TRENTON, NJ – May 28, 2015 – (RealEstateRama) — Acting Attorney General John J. Hoffman announced that a mortgage broker from Jersey City was sentenced to state prison today for laundering the proceeds of a criminal scheme in which he conspired to steal more than $1.2 million from lenders by filing fraudulent mortgage applications, diverting mortgage proceeds and falsifying settlement statements.
Brian Lyles, 43, of Jersey City, the owner of BKL Property Management, LLC, was sentenced to eight years in state prison, including two years and eight months of parole ineligibility, by Superior Court Judge Stuart A. Minkowitz in Morris County. Lyles pleaded guilty on Feb. 11 to first-degree money laundering. Lyles’ company, BKL, pleaded guilty through its attorney to second-degree theft by deception. BKL must pay $200,000 in restitution as a result of the guilty plea.
In pleading guilty, Lyles admitted that he laundered the proceeds of a criminal scheme in which he conspired with others to falsify loan applications in order to cause banks to loan money to unqualified home buyers for the purchase of homes in Jersey City at inflated prices. He and his co-conspirators fraudulently obtained four loans totalling more than $1.2 million.
The scheme involved arranging two simultaneous sales of each property and diverting loan proceeds. Straw purchasers initially bought the homes through “short sales,” which are pre-foreclosure sales where the mortgage holder agrees to permit the home to be sold for less than the amount due on the loan. The straw purchasers in turn sold the homes at much higher prices to other purchasers who were the borrowers for the fraudulently obtained loans. Those purchasers were recruited with a pitch that they could obtain investment properties with no money down and receive rental income. The loan proceeds were used to make the initial discounted purchase in the short sale. After making certain other required payments, Lyles and his co-conspirators stole the remaining loan proceeds by diverting them at closing.
Deputy Attorneys General Thomas A. Clark and Naju Lathia took the guilty plea and handled the sentencing for the Division of Criminal Justice Financial & Computer Crimes Bureau. The Division of Criminal Justice investigated the case with assistance from the Office of Inspector General of the Federal Housing Finance Agency, the Office of Inspector General of the U.S. Department of Housing and Urban Development, and the Hudson County Prosecutor’s Office.

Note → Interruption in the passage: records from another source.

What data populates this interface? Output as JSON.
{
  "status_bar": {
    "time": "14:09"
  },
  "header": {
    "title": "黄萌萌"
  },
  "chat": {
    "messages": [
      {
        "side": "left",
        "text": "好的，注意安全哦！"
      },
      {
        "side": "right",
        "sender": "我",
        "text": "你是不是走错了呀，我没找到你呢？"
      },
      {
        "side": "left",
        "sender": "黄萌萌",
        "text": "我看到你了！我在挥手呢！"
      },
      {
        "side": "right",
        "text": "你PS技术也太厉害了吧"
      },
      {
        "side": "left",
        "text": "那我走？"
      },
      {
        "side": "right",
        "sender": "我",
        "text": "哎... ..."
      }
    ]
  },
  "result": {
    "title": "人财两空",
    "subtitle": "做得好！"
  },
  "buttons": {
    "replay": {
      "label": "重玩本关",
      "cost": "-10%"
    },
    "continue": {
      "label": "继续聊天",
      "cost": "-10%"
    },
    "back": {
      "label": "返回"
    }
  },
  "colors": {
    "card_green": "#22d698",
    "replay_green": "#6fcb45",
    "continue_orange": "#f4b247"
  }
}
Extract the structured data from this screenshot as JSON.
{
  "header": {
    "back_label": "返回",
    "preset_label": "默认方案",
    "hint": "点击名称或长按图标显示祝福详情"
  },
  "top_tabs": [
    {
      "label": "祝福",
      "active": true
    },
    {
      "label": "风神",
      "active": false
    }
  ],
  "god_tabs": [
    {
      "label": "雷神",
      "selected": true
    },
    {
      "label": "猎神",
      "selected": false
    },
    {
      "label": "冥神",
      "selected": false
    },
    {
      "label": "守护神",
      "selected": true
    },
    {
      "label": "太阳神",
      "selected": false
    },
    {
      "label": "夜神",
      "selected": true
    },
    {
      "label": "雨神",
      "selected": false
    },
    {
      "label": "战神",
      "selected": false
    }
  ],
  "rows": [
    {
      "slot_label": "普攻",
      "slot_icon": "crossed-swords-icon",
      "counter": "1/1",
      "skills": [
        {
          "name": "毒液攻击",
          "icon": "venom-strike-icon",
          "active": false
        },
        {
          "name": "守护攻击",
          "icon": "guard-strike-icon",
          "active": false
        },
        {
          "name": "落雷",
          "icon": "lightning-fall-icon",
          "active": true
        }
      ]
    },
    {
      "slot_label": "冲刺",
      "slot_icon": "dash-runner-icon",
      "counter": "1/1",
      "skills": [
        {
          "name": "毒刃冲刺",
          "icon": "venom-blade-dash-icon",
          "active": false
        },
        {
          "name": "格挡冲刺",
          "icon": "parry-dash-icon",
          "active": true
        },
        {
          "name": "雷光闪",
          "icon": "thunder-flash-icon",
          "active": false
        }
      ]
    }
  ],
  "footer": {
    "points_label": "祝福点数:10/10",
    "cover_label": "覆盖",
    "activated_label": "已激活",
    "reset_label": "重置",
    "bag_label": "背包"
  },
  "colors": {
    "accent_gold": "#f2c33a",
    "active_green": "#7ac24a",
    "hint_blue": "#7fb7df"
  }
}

“White collar criminals like Lyles are all the more culpable because they have the training and wherewithal to earn an honest and ample living, but instead choose to steal,” said Acting Attorney General Hoffman. “We are putting these con artists on notice that financial fraud is not the road to riches, it’s the road to prison.”
“Mortgage fraud doesn’t just harm banks – it harms average homeowners by increasing what they pay for loans and causing foreclosures that destabilize neighborhoods,” said Director Elie Honig of the Division of Criminal Justice. “Crooks like Lyles who turn a profit at the expense of honest New Jerseyans belong in prison.”
Lyles admitted that he defrauded lenders in connection with four loans totaling approximately $1,219,860: (1) a $331,182 loan for a home on Virginia Avenue in Jersey City made by Wells Fargo Bank on June 26, 2008 (short sale price: $179,000), (2) a $276,810 loan for a home on Bidwell Avenue in Jersey City made by Wells Fargo Bank on July 23, 2008 (short sale price: $195,000), (3) a $298,187 loan for a home on Bayview Avenue in Jersey City made by Wells Fargo Bank on Sept. 9, 2008 (short sale price: $180,000), and (4) a $313,681 loan for a home on Claremont Avenue in Jersey City made by Bank of America on July 10, 2009 (short sale price: $145,000).
Lyles and his co-conspirators falsified information on the loan applications, including information on the bank account balances of the applicants, so that the applicants could obtain loans for which they were not qualified. They submitted false supporting documents, including fraudulent bank statements, and falsely stated that the home would be the primary residence of the borrower. The lenders were thereby induced to issue mortgages based on the inflated price of the property, while they were not told of the discounted purchase of the property in the short sale. In addition, Lyles conspired with settlement agents who would divert loan proceeds to him and other co-conspirators. They would file fraudulent HUD settlement statements indicating that the borrower made required payments at closing and that the loan proceeds were properly disbursed.
The case was presented to the state grand jury by former Deputy Attorney General Michael Rappa. The case was investigated and prosecuted for the Division of Criminal Justice Financial & Computer Crimes Bureau by former Detective Sgt. Louis Matirko, Detective Roxanna Ordonez-Fresse, Detective Mark Byrnes and Deputy Attorneys General Clark, Lathia, Rappa and Marysol Rosero.
Special Agent Robert Manchak investigated for the Office of Inspector General of the Federal Housing Finance Agency. Acting Attorney General Hoffman thanked the Office of Inspector General of the Federal Housing Finance Agency, the Office of Inspector General of the U.S. Department of Housing and Urban Development, and the Hudson County Prosecutor’s Office for their valuable assistance.